When will I ever learn to NOT get carried away and type posts in Blogger? When will I ever remember that you MUST type them into NOTEPAD with HTML coding and then transfer them later to Blogger? Only, it seems, when I have nearly had a a Stressed Eric rampaging knot of a stress muscle moment for the umpteenth time it seems.
As you know I first visited the Donmar Warehouse in October last year to see The Cryptogram. Unsurprisingly, having seen the wonderful Douglas Henshall there, I am somewhat predisposed to this intimate venue.
Yesterday, I made a return visit to see Kiss of the Spider Woman, a revival of the Puig play/novel, perhaps best known in its rather different film version starring William Hurt and Raul Julia.
The Donmar production stars Will Keen (whom I first saw alongside Henshall in the Stoppard trilogy, The Coast of Utopia) and relative newcomer Rupert Evans (who looks like he could be the long-lost link between Brad Pitt and Ethan Hawke).
Keen is magnificent in the role of Molina. Of course, he is arch, feminine, manipulative - the role is meant to be so for this 'woman'. But he is also steely, and above all there is a sense of a survival mechanism driving him - one which Molina imagines, hopes, falsely believes, will save both Valentin and himself, even though we know (and you suspect Molina does too) that no one will survive the repressive regime's torture, exploitation, poisoning and brutal murdering. Rather than the hyper-Marxist macho strength invested in Valentin by Raul Julia, here Valentin is a younger, perhaps more deluded idealist. He passionately believes in his studies, the cause, the revolution, but his emotions expose that at heart he is more conflicted than that. Does he, can he really believe that Molina would be safe once beyond the prison walls?

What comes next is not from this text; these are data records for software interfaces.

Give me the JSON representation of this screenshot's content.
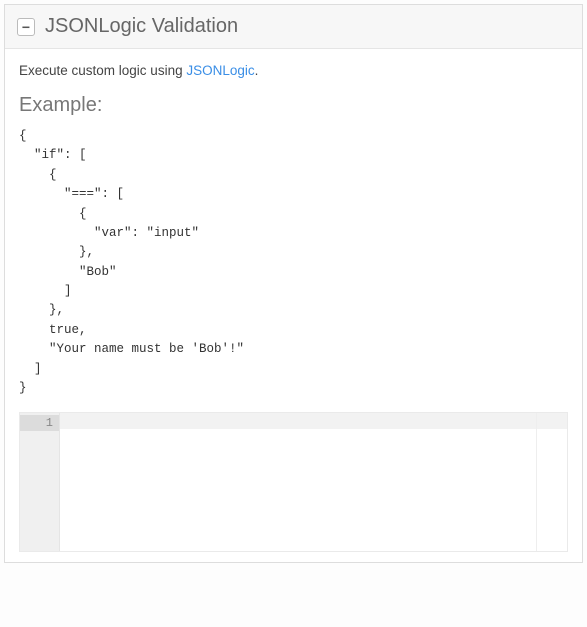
{
  "panel": {
    "collapse_glyph": "−",
    "title": "JSONLogic Validation"
  },
  "description": {
    "prefix": "Execute custom logic using ",
    "link_text": "JSONLogic",
    "suffix": "."
  },
  "example": {
    "heading": "Example:",
    "code": "{\n  \"if\": [\n    {\n      \"===\": [\n        {\n          \"var\": \"input\"\n        },\n        \"Bob\"\n      ]\n    },\n    true,\n    \"Your name must be 'Bob'!\"\n  ]\n}"
  },
  "editor": {
    "line_numbers": [
      "1"
    ],
    "content": ""
  }
}
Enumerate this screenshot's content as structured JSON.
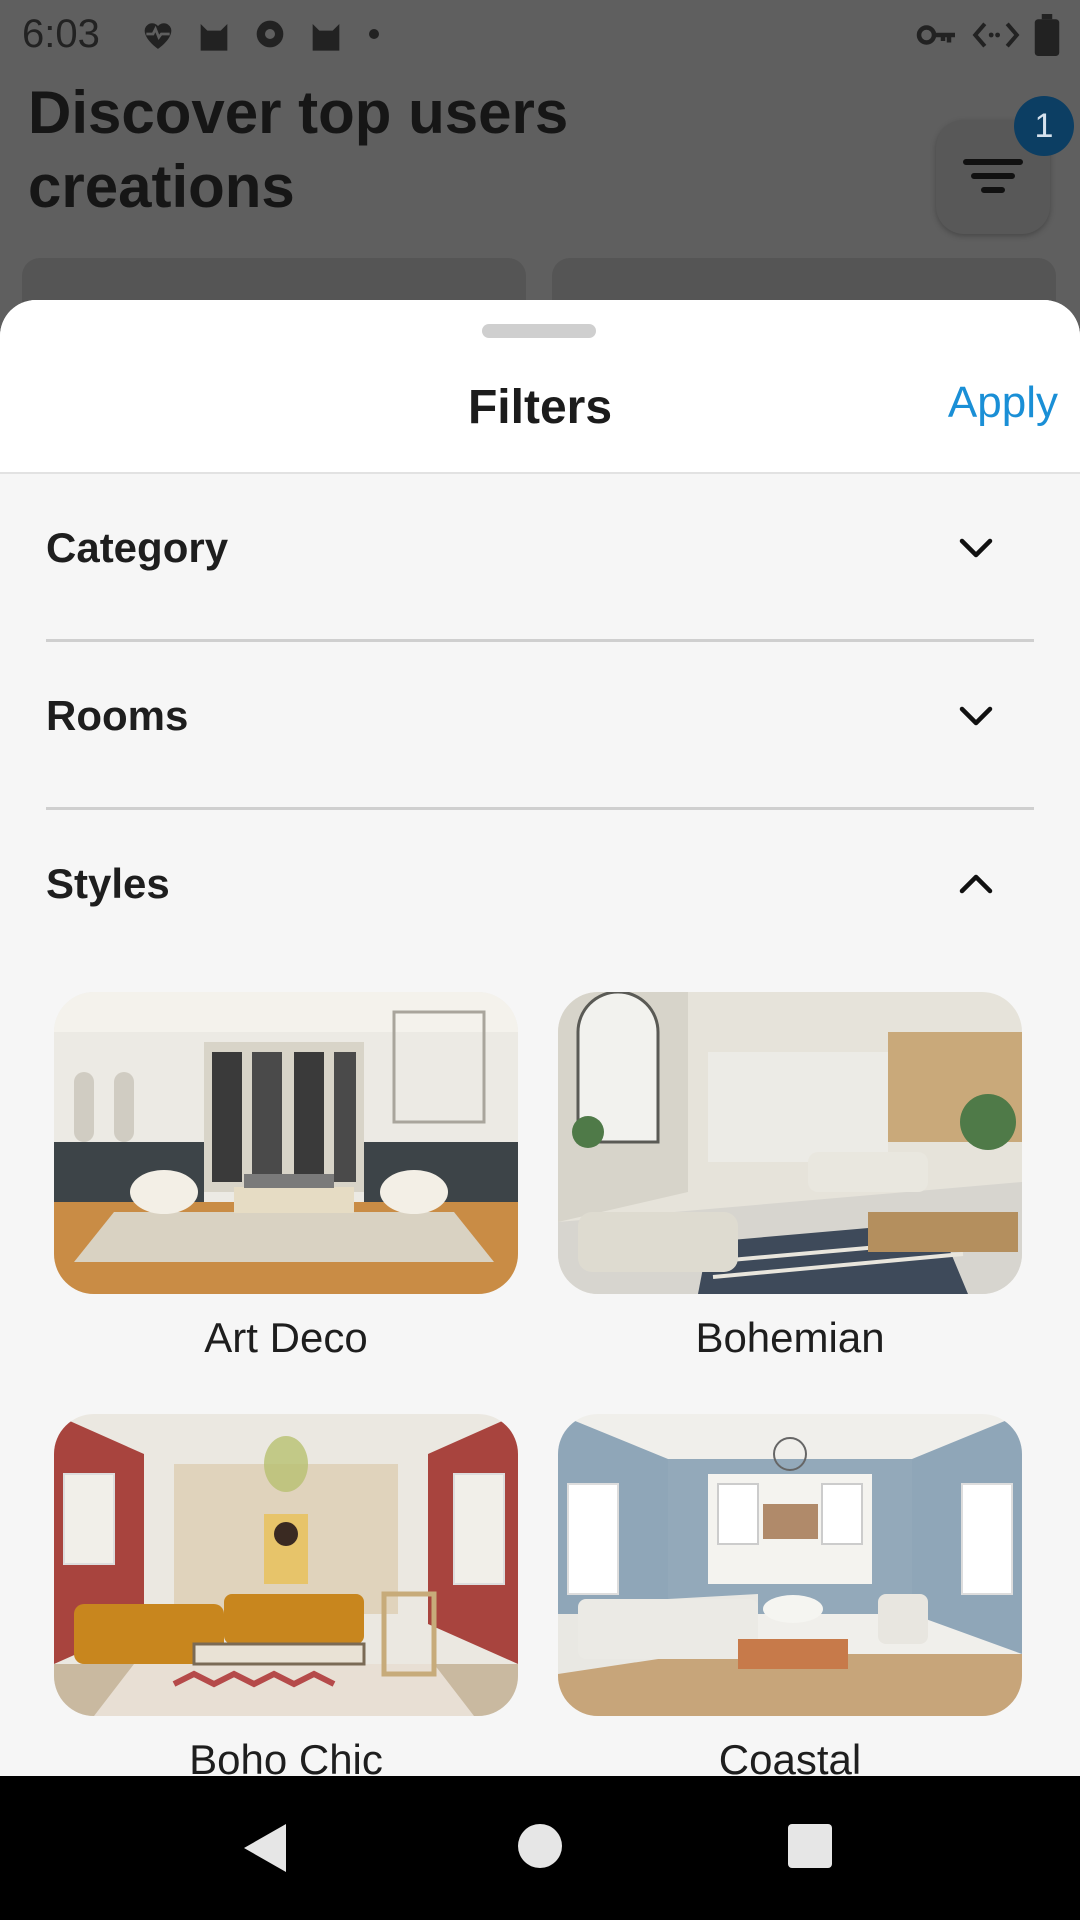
{
  "status_bar": {
    "time": "6:03",
    "left_icons": [
      "heart-pulse-icon",
      "cat-icon",
      "gear-blob-icon",
      "cat-icon",
      "dot-icon"
    ],
    "right_icons": [
      "key-icon",
      "code-arrows-icon",
      "battery-icon"
    ]
  },
  "background": {
    "title": "Discover top users creations",
    "filter_badge": "1"
  },
  "sheet": {
    "title": "Filters",
    "apply_label": "Apply",
    "sections": [
      {
        "label": "Category",
        "expanded": false
      },
      {
        "label": "Rooms",
        "expanded": false
      },
      {
        "label": "Styles",
        "expanded": true
      }
    ],
    "styles": [
      {
        "label": "Art Deco"
      },
      {
        "label": "Bohemian"
      },
      {
        "label": "Boho Chic"
      },
      {
        "label": "Coastal"
      }
    ]
  },
  "nav": {
    "icons": [
      "back-icon",
      "home-icon",
      "recents-icon"
    ]
  },
  "colors": {
    "accent": "#1a8fd6",
    "badge": "#0c3e63"
  }
}
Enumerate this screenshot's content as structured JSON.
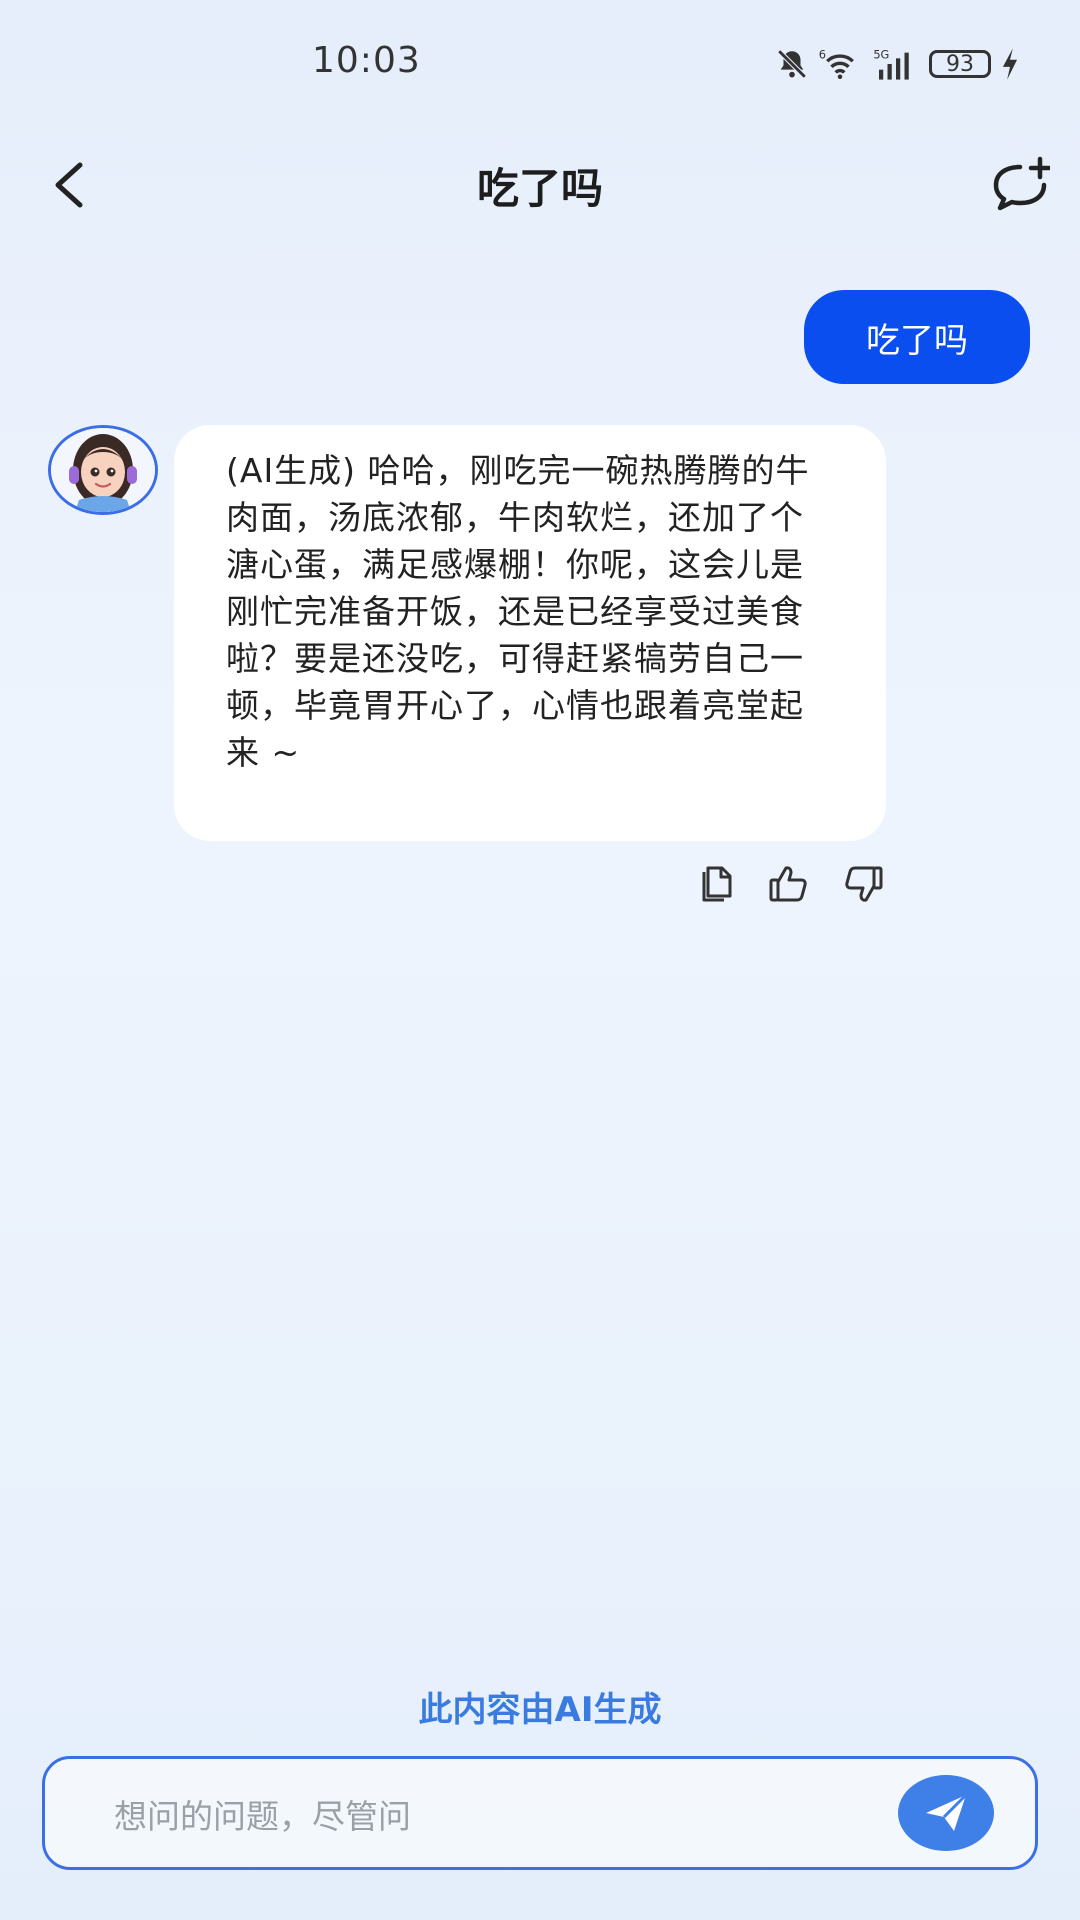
{
  "status_bar": {
    "time": "10:03",
    "battery": "93",
    "icons": [
      "bell-muted-icon",
      "wifi-icon",
      "signal-5g-icon",
      "battery-icon",
      "charging-icon"
    ]
  },
  "header": {
    "title": "吃了吗",
    "back_icon": "chevron-left-icon",
    "new_chat_icon": "chat-plus-icon"
  },
  "messages": [
    {
      "role": "user",
      "text": "吃了吗"
    },
    {
      "role": "ai",
      "text": "(AI生成) 哈哈，刚吃完一碗热腾腾的牛肉面，汤底浓郁，牛肉软烂，还加了个溏心蛋，满足感爆棚！你呢，这会儿是刚忙完准备开饭，还是已经享受过美食啦？要是还没吃，可得赶紧犒劳自己一顿，毕竟胃开心了，心情也跟着亮堂起来 ~"
    }
  ],
  "message_actions": [
    "copy-icon",
    "thumbs-up-icon",
    "thumbs-down-icon"
  ],
  "disclaimer": "此内容由AI生成",
  "composer": {
    "placeholder": "想问的问题，尽管问",
    "value": "",
    "send_icon": "paper-plane-icon"
  },
  "colors": {
    "accent": "#0b4ef0",
    "send_button": "#3f7fe8",
    "disclaimer": "#3a7be0",
    "input_border": "#3b6fe6"
  }
}
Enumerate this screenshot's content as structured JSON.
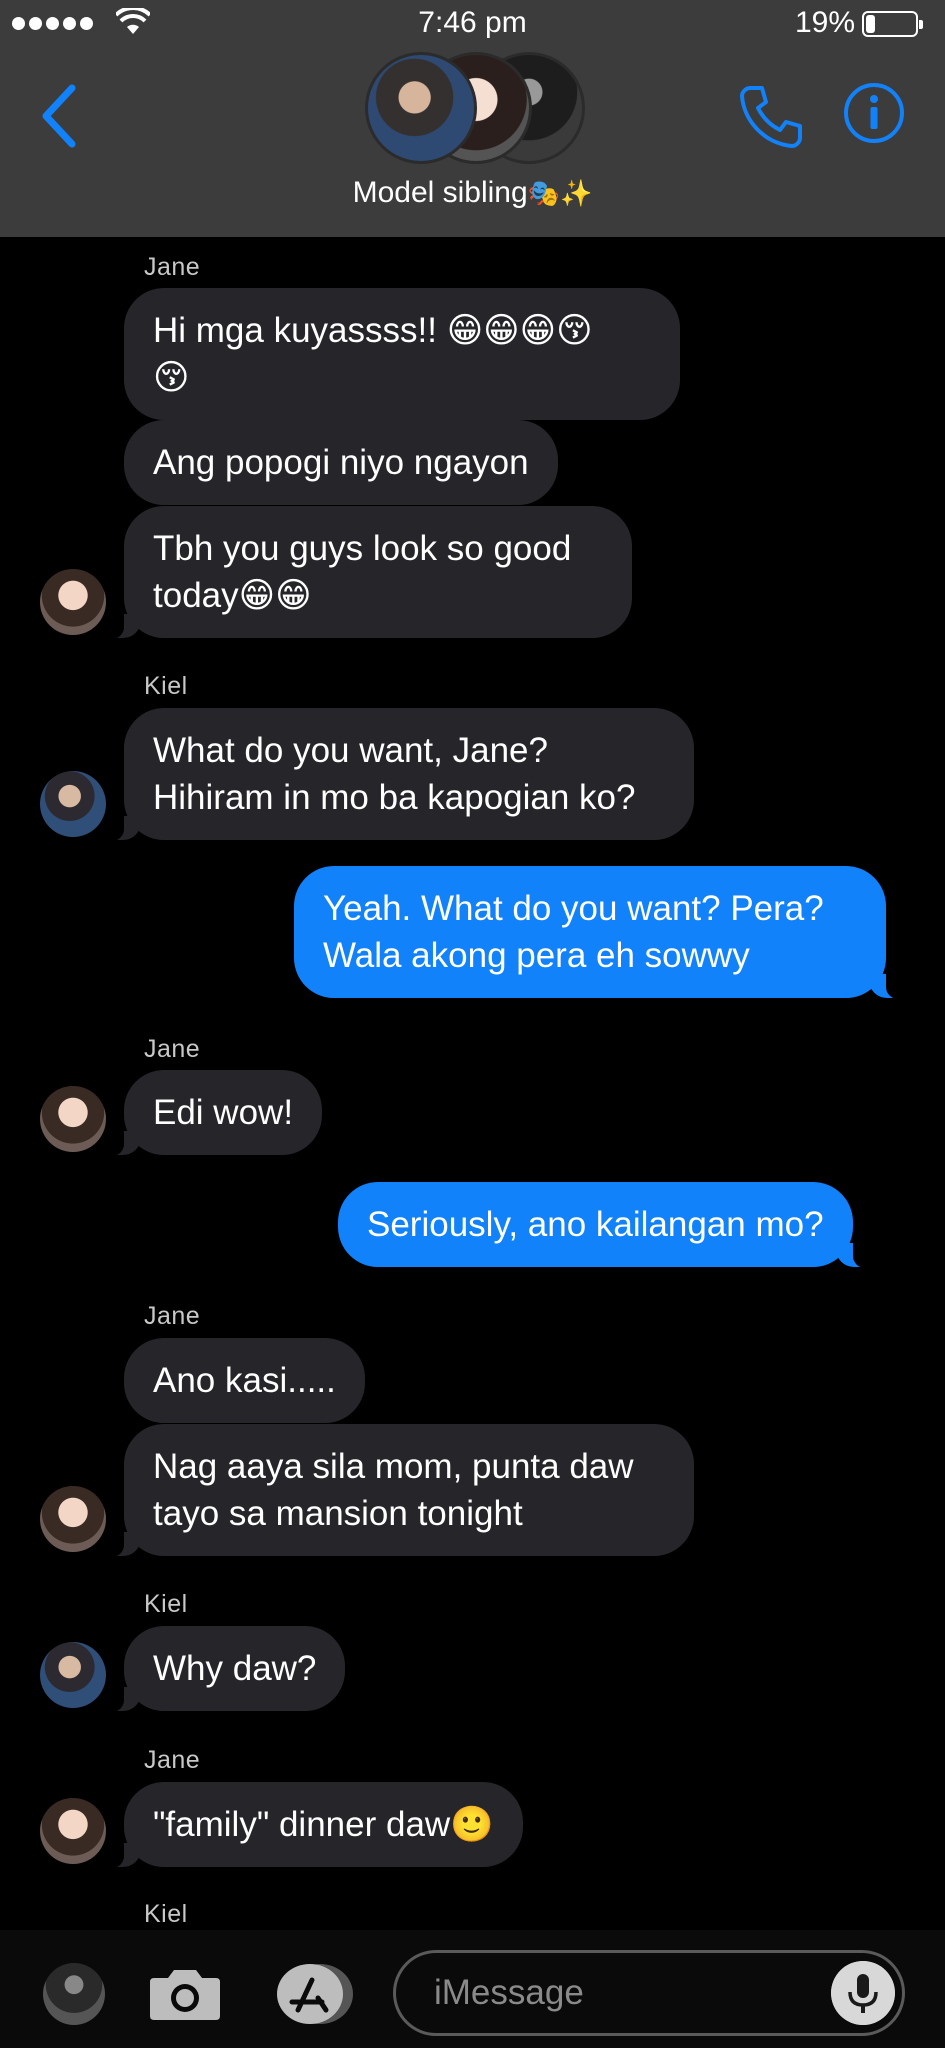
{
  "status_bar": {
    "time": "7:46 pm",
    "battery_percent": "19%",
    "battery_level": 0.19,
    "signal_dots": 5
  },
  "header": {
    "title": "Model sibling",
    "title_emoji": "🎭✨",
    "back_icon": "chevron-left-icon",
    "call_icon": "phone-icon",
    "info_icon": "info-icon",
    "accent_color": "#1282fb"
  },
  "conversation": {
    "senders": [
      "Jane",
      "Kiel",
      "Jane",
      "Jane",
      "Kiel",
      "Jane",
      "Kiel"
    ],
    "messages": [
      "Hi mga kuyassss!! 😁😁😁😚",
      "😚",
      "Ang popogi niyo ngayon",
      "Tbh you guys look so good",
      "today😁😁",
      "What do you want, Jane?",
      "Hihiram in mo ba kapogian ko?",
      "Yeah. What do you want? Pera?",
      "Wala akong pera eh sowwy",
      "Edi wow!",
      "Seriously, ano kailangan mo?",
      "Ano kasi.....",
      "Nag aaya sila mom, punta daw",
      "tayo sa mansion tonight",
      "Why daw?",
      "\"family\" dinner daw🙂"
    ],
    "incoming_bubble_color": "#26252a",
    "outgoing_bubble_color": "#1282fb"
  },
  "input_bar": {
    "placeholder": "iMessage",
    "camera_icon": "camera-icon",
    "apps_icon": "app-store-icon",
    "mic_icon": "microphone-icon"
  }
}
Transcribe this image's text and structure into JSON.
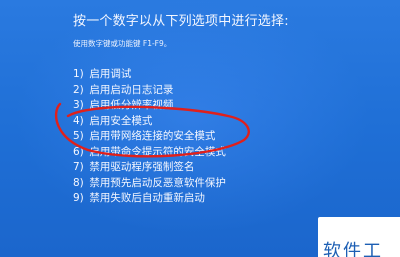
{
  "screen": {
    "title": "按一个数字以从下列选项中进行选择:",
    "instruction": "使用数字键或功能键 F1-F9。",
    "options": [
      {
        "number": "1)",
        "label": "启用调试"
      },
      {
        "number": "2)",
        "label": "启用启动日志记录"
      },
      {
        "number": "3)",
        "label": "启用低分辨率视频"
      },
      {
        "number": "4)",
        "label": "启用安全模式"
      },
      {
        "number": "5)",
        "label": "启用带网络连接的安全模式"
      },
      {
        "number": "6)",
        "label": "启用带命令提示符的安全模式"
      },
      {
        "number": "7)",
        "label": "禁用驱动程序强制签名"
      },
      {
        "number": "8)",
        "label": "禁用预先启动反恶意软件保护"
      },
      {
        "number": "9)",
        "label": "禁用失败后自动重新启动"
      }
    ],
    "highlight_color": "#e0201b",
    "background_color": "#1f6fd6"
  },
  "watermark": {
    "text": "软件工"
  }
}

Cut short to avoid the brutal consequences of Molina's exit from prison, this production leaves its audience with a more empty sense of inevitability of their choices. It's no less emotionally hard to cope with, and perhaps in robbing us of the finality of what happens once Molina leaves, it is more tragic rather than less so. Their final kiss and embrace become even more futile: perhaps we never really needed to see what happened next at all.